Filter the records below and copy every line containing the word "rank".

= Beginning of Section =

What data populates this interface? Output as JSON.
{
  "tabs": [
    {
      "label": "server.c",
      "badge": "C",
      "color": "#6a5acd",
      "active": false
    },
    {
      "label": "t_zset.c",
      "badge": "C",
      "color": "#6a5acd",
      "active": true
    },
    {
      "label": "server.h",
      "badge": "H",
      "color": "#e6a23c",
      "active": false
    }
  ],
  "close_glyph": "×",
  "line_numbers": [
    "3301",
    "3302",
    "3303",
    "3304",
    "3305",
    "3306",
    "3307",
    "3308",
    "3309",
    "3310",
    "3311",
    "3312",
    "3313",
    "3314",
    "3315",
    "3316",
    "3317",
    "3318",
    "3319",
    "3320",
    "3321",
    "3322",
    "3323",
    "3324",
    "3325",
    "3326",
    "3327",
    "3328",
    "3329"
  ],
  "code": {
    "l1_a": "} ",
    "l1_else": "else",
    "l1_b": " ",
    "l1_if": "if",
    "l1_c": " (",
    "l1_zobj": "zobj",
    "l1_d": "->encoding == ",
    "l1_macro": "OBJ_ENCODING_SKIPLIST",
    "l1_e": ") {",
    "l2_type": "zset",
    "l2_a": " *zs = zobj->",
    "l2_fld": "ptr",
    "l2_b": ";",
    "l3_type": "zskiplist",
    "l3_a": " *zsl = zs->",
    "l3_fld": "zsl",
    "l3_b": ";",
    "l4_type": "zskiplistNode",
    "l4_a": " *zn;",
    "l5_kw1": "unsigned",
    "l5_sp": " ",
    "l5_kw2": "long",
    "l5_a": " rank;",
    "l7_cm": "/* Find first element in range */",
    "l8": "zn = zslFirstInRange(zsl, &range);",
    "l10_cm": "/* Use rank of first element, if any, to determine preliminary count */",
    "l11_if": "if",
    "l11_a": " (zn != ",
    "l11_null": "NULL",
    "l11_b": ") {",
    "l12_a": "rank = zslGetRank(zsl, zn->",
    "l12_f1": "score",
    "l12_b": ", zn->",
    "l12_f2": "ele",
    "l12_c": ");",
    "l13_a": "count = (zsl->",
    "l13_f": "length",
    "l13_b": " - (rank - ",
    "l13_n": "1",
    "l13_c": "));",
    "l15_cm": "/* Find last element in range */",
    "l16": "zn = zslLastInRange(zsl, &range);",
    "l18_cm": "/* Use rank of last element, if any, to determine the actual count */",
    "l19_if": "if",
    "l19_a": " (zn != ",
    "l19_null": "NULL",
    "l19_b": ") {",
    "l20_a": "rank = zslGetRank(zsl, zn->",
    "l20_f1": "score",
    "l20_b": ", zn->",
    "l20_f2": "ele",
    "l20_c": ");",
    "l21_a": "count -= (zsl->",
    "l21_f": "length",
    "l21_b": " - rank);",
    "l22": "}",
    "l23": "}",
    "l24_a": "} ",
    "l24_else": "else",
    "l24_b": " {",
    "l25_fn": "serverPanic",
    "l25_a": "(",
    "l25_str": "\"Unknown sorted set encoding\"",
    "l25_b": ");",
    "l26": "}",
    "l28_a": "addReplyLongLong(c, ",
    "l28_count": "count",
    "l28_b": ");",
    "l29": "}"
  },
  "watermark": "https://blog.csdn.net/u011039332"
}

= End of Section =

→ **WRITTEN RESPONSE**
    "l5_a": " rank;",
    "l10_cm": "/* Use rank of first element, if any, to determine preliminary count */",
    "l12_a": "rank = zslGetRank(zsl, zn->",
    "l13_b": " - (rank - ",
    "l18_cm": "/* Use rank of last element, if any, to determine the actual count */",
    "l20_a": "rank = zslGetRank(zsl, zn->",
    "l21_b": " - rank);",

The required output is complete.